I am currently reading your book The Salvation Controversy, which I received as a Christmas gift. I am enjoying it very much by the way. It is very clearly written and easy to understand.
Thanks! Glad you're enjoying it!
My question is why it does not appear to have an imprimatur. I trust your scholarship and your work generally in this area; I’m just wondering whether there is something I don’t understand about principles regarding whether or not an imprimatur should be applied for, and how readers should regard its presence or absence. I always check for the imprimatur in books I am considering reading as a “safety check” on whether the material is reliable from a Catholic perspective.
An imprimatur is not required for a book like The Salvation Controversy. The relevant passage in the Code of Canon Law is as follows:
Can. 827 §1. To be published, catechisms and other writings pertaining to catechetical instruction or their translations require the approval of the local ordinary, without prejudice to the prescript of can. 775, §2.

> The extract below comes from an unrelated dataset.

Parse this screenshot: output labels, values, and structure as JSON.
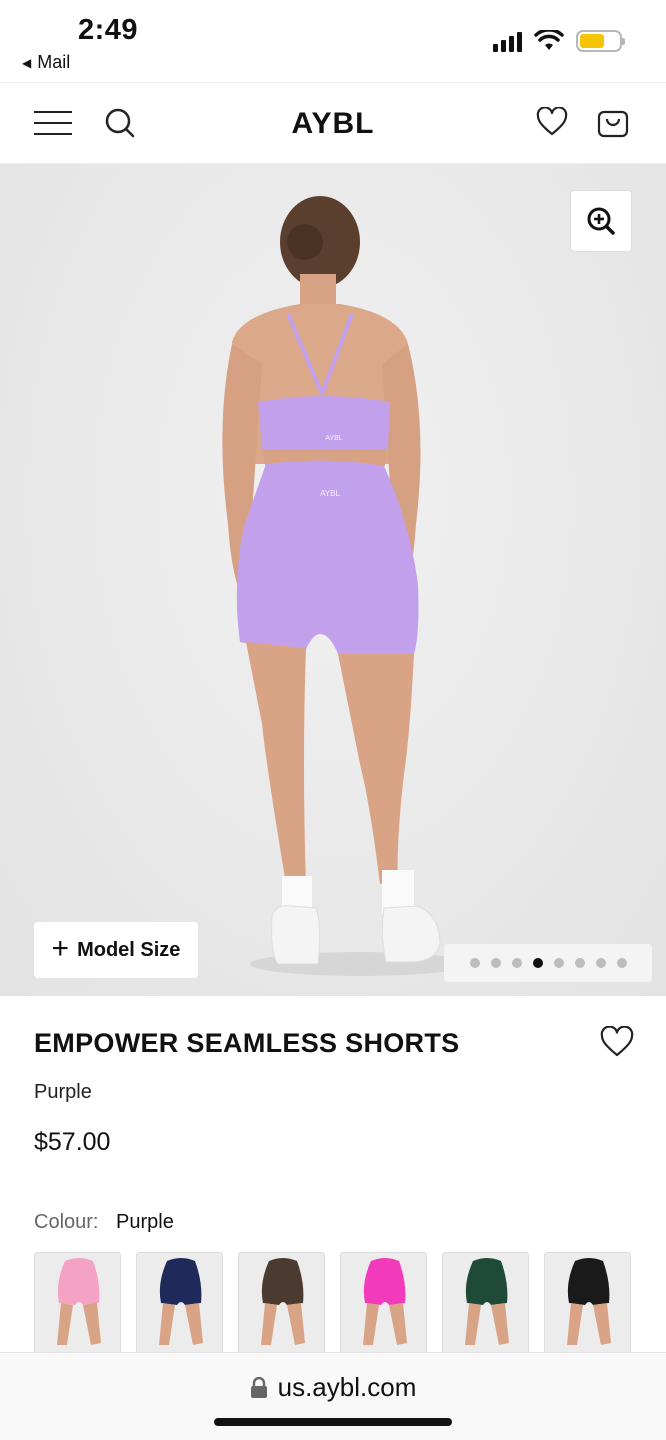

§2. Books which regard questions pertaining to sacred scripture, theology, canon law, ecclesiastical history, and religious or moral disciplines cannot be used as texts on which instruction is based in elementary, middle, or higher schools unless they have been published with the approval of competent ecclesiastical authority or have been approved by it subsequently.
§3. It is recommended that books dealing with the matters mentioned in §2, although not used as texts in instruction, as well as writings which especially concern religion or good morals are submitted to the judgment of the local ordinary.
Since The Salvation Controversy is not meant as a textbook for instruction in Catholic schools, it does not require an imprimatur under §2, which puts it under §3.
Works falling under §3 are not required to have an imprimatur, though the Code does recommend that they be submitted for one.
This recommendation is not generally exercised by Catholic publishers because there are far too many books on these subjects written today and dioceses are simply not set up to handle the in a timely manner--which is the reason that the law was changed in the first place. Previously many more books were required to have an imprimatur, but the publishing explosion of the 20th century made this impracticable. The situation has only accelerated in the twenty years since the revised Code was issued in 1983, and dioceses simply couldn't handle the load if all books by Catholic that touched on religious matters were submitted for imprimaturs.
As a result, publishers often only submit books for imprimaturs if the nature of the work requires one or if there is a special marketing reason to do so.
Conversely, dioceses are at times resistant to accepting works into the imprimatur process if the nature of the work doesn't require one, since dioceses don't generally have full-time censors and so each imprimatur-bound project means that a censor must work on the project in and around whatever other work the censor has to do.
Because of the crunch of work that already exists, some dioceses have waiting lists because they only do imprimaturs during certain times of the year (e.g., during a window in the summer when things are slower), which can play havoc with a publisher's ability to get the book to market in a timely manner and hit needed sales windows (e.g., the Christmas window).
As a result, publishers and dioceses try to work together to pursue imprimaturs for the projects that require them, but they both try not to overtax the system, which produces problems for both.
The current situation is the reasult of a historical process that is still in motion. The amount of Catholic publishing is growing and is only going to grow further (e.g., on the Internet and via blogs like this one) and there is simply going to be no way to run it all through the imprimatur process. As a result, the future will generate even greater pressures to submit ONLY those works that require an imprimatur, as well as pressure to decrease the number of KINDS of works that require one and to DECENTRALIZE the granting of them even further than it already has been.